- EXERCISE DESCRIPTION: For every line in the records that has the word "label", make a copy.

- RECORDS FOR THIS TASK:
=== Section Start ===

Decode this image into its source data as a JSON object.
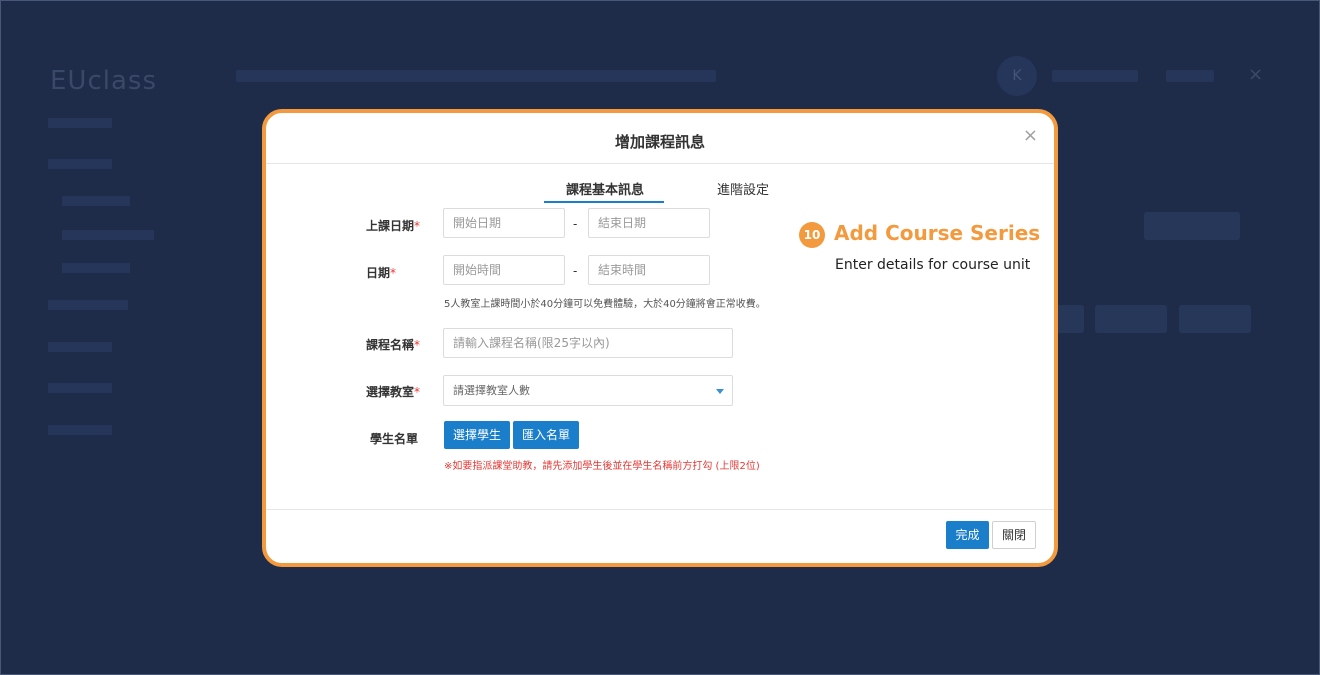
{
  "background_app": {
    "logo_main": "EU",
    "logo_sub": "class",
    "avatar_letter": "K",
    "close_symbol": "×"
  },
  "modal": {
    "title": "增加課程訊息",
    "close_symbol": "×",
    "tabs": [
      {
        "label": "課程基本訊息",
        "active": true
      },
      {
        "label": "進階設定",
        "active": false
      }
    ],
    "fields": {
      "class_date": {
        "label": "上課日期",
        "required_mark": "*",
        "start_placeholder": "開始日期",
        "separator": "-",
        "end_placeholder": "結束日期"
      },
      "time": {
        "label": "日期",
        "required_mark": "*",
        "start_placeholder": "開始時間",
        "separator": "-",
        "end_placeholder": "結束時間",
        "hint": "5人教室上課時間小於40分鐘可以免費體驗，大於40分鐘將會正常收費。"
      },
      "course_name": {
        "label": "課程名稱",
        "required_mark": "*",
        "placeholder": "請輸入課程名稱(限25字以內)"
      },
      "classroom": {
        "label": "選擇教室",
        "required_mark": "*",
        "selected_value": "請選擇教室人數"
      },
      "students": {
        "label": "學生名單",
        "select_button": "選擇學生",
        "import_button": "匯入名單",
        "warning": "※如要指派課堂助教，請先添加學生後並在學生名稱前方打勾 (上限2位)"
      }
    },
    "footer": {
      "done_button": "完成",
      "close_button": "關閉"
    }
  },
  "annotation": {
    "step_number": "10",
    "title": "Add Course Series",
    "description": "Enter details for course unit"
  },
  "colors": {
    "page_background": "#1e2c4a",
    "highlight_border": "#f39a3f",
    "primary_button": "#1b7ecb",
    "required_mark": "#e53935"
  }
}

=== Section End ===

- RESULT OF THE EXERCISE:
        "label": "課程基本訊息",
        "label": "進階設定",
        "label": "上課日期",
        "label": "日期",
        "label": "課程名稱",
        "label": "選擇教室",
        "label": "學生名單",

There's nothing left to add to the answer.